A second problem was that the adventure did not scale well. Our group was only five people for a task that is normally ten. Escape the Room has experience with thousands of groups… by now they should know which hints and when to give them that will tend to get people to succeed, especially in a smaller group or with children. Or some of the puzzles should be optional for success for smaller groups. I was shocked to learn that only 26% of groups make it out of Clock Tower under an hour. I felt a bit cheated that our smaller-than-average, five-person group has an even lower (I assume) chance of succeeding, close to none. I’m not suggesting a phony challenge that is simply handed to you, but don’t most groups want to feel like winners? Just for commercial success, not to mention fairness, why wouldn’t you adjust your adventure to get more like 80% success?

A third issue that could be improved was the way that hints are given to struggling teams. Your guide sits in a remote monitoring room, issuing clues via a computer screen. Why not put the guide in the room? Maybe they do it remotely because automation means that guides require less training, saving money. Or perhaps they do it to save money so that a single guide can monitor two separate groups at once. (I was told that our guide was for us alone, though.) Putting the hint guide in the same room with us, as they do at 5-Wits, would enhance the experience in five ways.

First, an in-person guide can act theatrically, further bringing us into the story and making the experience more fun with their personality. Second, at Escape the Room, when you get a clue, it chimes and the whole group stops to look. The clues announce themselves without subtlety. You really cannot avoid feeling, “Oh we are stuck and need another clue. We must be stupid.” Whereas someone standing there in person can more discreetly give encouragement or even whisper a clue to just one person, so the group as a whole doesn’t take notice. Third, an in-person guide can encourage shy people to take part, so that overeager participants don’t always dominate. Fourth, sometimes even the clues (which understandably are not meant to reveal all) were hard to understand, something that a person in the room could sense and finesse better. These things are not possible the remote way that Escape the Room operates. Finally, even though Escape the Room seems shatterproof, someone inside the room can better watch that groups don’t break stuff or go too nuts.

Our clue guide had great energy and I was glad that he led us through the solution to the two puzzles we failed to complete. On the way out, an admin asked me, “Did you have a good time?” I guess he meant that in the way we ask strangers “How are you?” without expecting a genuine response, because when I began to talk shop about game design, he shot me such an evil eye look that I thought, Wow! This guy really hates me! (Or his job.) I said out loud, “Wow, you really don’t want me to talk with you!” and backed away, and he did not correct me.

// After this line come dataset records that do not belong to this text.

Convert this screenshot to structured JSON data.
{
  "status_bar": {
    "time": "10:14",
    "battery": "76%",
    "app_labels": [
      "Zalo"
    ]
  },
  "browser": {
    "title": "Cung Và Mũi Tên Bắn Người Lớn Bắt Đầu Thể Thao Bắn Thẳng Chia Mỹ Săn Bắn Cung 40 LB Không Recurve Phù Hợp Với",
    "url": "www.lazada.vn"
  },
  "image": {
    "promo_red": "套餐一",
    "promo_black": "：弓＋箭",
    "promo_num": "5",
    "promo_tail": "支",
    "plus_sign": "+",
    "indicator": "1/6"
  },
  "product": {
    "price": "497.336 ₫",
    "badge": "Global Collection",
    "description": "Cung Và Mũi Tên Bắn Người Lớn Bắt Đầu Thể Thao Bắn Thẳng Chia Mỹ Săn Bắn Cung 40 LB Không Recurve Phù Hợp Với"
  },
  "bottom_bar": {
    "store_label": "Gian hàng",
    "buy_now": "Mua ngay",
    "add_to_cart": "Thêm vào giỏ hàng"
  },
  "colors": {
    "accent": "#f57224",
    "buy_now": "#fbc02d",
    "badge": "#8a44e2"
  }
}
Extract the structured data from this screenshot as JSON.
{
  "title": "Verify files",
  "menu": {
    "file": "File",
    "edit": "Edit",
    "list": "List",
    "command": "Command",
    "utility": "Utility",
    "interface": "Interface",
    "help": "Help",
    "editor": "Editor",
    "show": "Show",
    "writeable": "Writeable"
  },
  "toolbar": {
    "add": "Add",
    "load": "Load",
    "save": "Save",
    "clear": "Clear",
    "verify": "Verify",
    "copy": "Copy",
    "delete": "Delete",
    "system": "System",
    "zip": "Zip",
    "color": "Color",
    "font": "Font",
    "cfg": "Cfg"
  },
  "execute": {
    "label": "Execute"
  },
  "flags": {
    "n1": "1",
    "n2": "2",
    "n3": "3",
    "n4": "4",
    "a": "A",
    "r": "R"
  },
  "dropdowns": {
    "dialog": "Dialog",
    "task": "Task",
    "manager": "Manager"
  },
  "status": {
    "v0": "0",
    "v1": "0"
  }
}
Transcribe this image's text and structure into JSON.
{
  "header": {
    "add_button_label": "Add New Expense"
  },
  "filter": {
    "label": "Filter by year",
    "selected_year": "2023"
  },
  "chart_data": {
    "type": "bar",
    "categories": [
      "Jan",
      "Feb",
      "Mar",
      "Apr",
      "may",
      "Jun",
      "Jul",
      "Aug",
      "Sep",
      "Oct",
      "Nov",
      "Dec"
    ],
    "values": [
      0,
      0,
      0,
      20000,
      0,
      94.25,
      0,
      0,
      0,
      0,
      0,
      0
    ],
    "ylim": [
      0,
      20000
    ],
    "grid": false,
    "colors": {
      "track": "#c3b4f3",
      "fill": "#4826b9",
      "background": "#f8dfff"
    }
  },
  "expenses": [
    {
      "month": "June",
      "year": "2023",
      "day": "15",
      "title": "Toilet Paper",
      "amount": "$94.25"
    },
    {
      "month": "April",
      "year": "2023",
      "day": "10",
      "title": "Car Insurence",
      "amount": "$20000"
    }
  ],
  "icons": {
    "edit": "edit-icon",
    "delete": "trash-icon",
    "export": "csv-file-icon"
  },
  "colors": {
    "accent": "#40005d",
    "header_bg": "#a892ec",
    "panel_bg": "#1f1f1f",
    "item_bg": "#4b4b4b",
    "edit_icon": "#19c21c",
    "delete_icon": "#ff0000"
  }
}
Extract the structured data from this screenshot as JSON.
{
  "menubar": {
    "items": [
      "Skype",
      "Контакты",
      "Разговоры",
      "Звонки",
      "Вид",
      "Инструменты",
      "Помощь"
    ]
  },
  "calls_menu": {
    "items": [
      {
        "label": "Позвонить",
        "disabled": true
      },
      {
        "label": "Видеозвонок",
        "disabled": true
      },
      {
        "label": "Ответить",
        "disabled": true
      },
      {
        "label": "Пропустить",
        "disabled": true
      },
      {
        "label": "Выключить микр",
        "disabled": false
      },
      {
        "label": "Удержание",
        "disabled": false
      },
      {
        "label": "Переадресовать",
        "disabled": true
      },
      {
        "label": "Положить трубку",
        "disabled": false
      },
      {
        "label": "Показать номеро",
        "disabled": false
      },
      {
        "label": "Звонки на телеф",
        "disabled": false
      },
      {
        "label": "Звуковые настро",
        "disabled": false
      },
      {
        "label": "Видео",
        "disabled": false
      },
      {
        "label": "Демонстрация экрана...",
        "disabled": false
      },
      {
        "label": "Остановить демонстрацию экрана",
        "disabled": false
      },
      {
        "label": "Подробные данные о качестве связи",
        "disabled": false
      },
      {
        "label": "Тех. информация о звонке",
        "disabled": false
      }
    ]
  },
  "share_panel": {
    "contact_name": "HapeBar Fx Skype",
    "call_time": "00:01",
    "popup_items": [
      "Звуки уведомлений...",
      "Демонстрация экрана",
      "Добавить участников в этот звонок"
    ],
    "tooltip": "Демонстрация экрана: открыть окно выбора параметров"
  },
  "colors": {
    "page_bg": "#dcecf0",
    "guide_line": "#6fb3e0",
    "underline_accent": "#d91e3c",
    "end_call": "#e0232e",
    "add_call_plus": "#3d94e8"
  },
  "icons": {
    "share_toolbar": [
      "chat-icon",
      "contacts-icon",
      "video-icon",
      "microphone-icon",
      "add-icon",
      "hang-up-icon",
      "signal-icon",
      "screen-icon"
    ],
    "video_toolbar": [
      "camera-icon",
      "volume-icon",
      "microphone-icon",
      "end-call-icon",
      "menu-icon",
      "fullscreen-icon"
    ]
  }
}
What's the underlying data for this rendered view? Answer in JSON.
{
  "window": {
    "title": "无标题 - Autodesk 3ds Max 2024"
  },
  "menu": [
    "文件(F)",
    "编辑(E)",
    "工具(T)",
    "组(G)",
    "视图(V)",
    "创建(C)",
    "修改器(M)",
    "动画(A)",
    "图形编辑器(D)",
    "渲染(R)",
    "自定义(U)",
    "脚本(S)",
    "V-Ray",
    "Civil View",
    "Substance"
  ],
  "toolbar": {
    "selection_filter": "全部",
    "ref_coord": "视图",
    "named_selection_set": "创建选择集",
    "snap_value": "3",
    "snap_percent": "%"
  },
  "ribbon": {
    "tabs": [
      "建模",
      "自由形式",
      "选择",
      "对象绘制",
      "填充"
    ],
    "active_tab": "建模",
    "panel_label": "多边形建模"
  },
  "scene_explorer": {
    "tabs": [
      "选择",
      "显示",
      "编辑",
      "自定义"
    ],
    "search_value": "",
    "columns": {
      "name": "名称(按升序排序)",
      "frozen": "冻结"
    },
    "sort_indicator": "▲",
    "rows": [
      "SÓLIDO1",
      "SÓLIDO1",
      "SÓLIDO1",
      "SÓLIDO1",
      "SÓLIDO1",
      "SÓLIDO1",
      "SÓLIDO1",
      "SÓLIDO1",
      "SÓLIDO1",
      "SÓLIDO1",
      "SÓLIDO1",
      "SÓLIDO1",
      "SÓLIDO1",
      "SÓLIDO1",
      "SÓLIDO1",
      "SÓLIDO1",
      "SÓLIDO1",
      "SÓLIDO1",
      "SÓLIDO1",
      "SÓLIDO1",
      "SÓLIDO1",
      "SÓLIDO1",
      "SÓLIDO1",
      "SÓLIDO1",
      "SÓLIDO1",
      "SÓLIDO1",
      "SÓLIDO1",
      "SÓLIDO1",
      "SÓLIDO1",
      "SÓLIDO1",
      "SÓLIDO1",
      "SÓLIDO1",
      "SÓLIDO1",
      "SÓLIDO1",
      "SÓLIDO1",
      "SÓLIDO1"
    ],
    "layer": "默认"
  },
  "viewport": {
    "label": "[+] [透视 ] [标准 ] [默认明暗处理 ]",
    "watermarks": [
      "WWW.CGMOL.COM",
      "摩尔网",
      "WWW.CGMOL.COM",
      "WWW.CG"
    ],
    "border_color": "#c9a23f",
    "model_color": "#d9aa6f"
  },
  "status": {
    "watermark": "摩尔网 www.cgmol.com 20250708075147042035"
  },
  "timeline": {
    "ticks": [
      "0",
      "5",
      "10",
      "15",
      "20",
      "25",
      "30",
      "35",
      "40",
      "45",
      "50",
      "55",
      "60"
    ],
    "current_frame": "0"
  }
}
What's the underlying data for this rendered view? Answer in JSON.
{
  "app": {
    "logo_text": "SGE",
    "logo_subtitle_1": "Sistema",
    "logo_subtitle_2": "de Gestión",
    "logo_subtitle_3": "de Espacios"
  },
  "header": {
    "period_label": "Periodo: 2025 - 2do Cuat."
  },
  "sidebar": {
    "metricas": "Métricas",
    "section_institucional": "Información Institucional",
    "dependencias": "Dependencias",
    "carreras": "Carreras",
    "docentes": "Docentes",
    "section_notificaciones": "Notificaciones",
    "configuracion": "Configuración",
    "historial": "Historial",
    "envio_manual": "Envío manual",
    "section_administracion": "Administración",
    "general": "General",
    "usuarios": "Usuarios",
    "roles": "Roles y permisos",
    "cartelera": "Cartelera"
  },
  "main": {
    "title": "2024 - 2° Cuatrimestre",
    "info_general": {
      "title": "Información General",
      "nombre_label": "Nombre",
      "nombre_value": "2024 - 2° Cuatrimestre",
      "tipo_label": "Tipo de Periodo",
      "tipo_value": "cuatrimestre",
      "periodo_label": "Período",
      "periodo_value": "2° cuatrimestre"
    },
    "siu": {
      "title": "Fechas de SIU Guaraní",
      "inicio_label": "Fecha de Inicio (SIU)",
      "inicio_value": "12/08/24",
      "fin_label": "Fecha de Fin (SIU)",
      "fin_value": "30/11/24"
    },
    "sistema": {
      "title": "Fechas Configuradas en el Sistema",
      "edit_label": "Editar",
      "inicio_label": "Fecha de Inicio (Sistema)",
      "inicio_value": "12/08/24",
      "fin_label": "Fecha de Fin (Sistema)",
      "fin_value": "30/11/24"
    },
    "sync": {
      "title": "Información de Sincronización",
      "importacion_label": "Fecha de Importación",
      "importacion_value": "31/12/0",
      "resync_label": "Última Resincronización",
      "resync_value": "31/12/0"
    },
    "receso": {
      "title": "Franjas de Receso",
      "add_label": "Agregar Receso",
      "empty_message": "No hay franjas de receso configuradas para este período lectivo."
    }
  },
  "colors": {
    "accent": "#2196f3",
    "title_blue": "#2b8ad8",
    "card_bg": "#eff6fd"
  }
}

Escape the Room offers several different experiences, and I can see that Clock Tower improves upon The Dig with its impressive visuals and special effects, but the game design and general setup is too problematic. Only 3.5 stars this time.